SEMINOLE — Richard O. Jacobson Technical High School principal Martha Giancola had only been on the job for a few weeks when Hurricane Irma blew onto campus and blew away a barn used by students studying in the veterinary science program.

“Once upon a time, a big ole red barn was sitting in this field,” Giancola said May 17 during a ribbon cutting ceremony for the school’s new veterinary science building. “The Monday after Hurricane Irma came through our area, we found pieces of the barn strewn all over our 44-acre campus.

“I had been principal for a good six weeks, so I had all the answers and knew exactly what to do when your barn blows away,” Giancola said laughingly.

Thanks to the support of the Pinellas Community Education Foundation, the Pinellas County School Board and superintendent Michael Grego, a brand-new building with an attached barn, dubbed by Giancola as a “barn on steroids,” now stands where the old barn once sat.

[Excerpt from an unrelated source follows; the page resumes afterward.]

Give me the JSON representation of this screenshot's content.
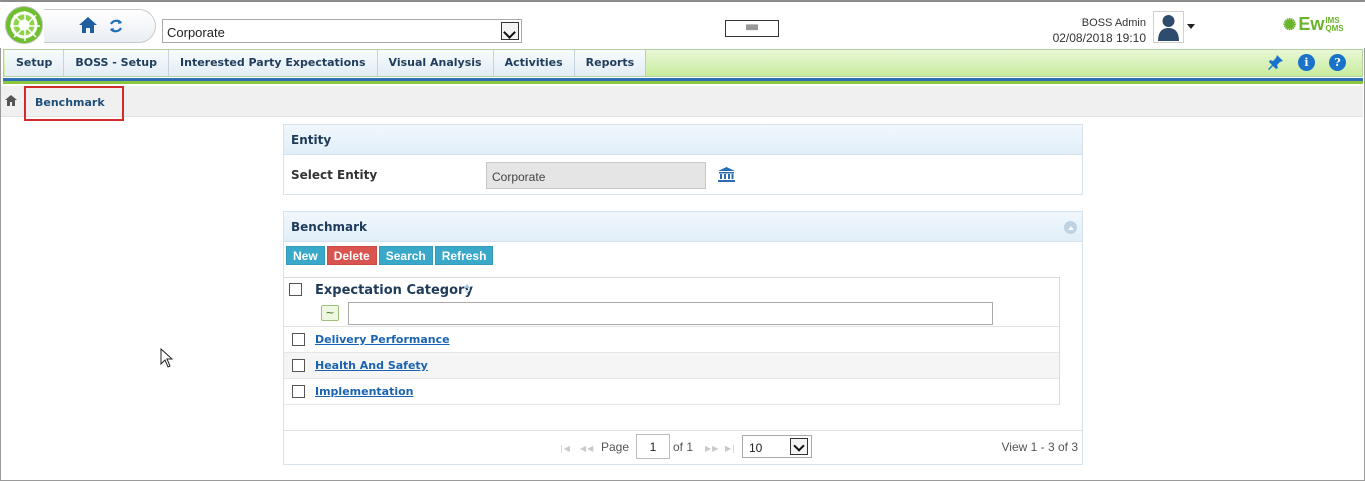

“We’re here to celebrate two really different things,” Grego said of the foundation’s support for the technical school. “We’re here to celebrate the opening of this facility, but we’re also here to … recognize the generosity of the Richard O. Jacobson Foundation.”

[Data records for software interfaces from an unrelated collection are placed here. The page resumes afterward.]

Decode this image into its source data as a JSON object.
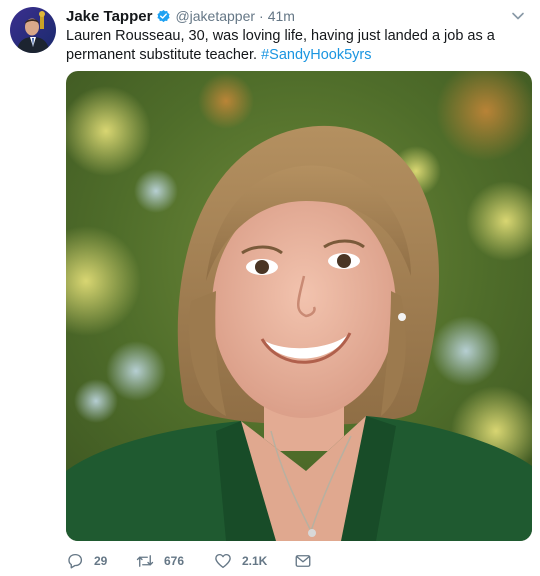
{
  "author": {
    "display_name": "Jake Tapper",
    "handle": "@jaketapper",
    "separator": "·",
    "time": "41m",
    "verified": true
  },
  "tweet": {
    "text": "Lauren Rousseau, 30, was loving life, having just landed a job as a permanent substitute teacher. ",
    "hashtag": "#SandyHook5yrs"
  },
  "actions": {
    "reply_count": "29",
    "retweet_count": "676",
    "like_count": "2.1K"
  },
  "icons": {
    "verified": "verified-badge-icon",
    "caret": "chevron-down-icon",
    "reply": "reply-icon",
    "retweet": "retweet-icon",
    "like": "heart-icon",
    "message": "direct-message-icon"
  },
  "colors": {
    "link": "#1b95e0",
    "secondary_text": "#657786",
    "verified": "#1da1f2"
  }
}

The foundation, named after the late businessman and philanthropist, gifted the district $5 million to replace the outdated technical academies which dated to the early 1960s.

The school was recently awarded the New and Emerging Magnet School of Excellence Award, which is the highest honor possible for a new magnet school.

“Just a couple of weeks ago, Jacobson Technical High School was recognized as the top new magnet school in the nation,” Grego said. “That is a recognition that will always be with you.

“Jacobson Technical High School opened just a few years ago,” he continued. “In that short time, the school has become a model school of excellence. The amount of exposure in such a short time has been unprecedented.”

In addition to the barn, the building houses classrooms as well as indoor kennels for dogs, cats and bunnies, as well as outdoor facilities for cows, pigs, goats and horses.

The cost of the project was $4,612,268. According to the school district, 72% of project budget was spent locally, which includes $2,787,218 of subcontracts awarded.

“This building is not all about animals,” Giancola said in her closing remarks. “It’s about investing in students. I can’t help but believe that the return on the investment of our students is a sure thing.”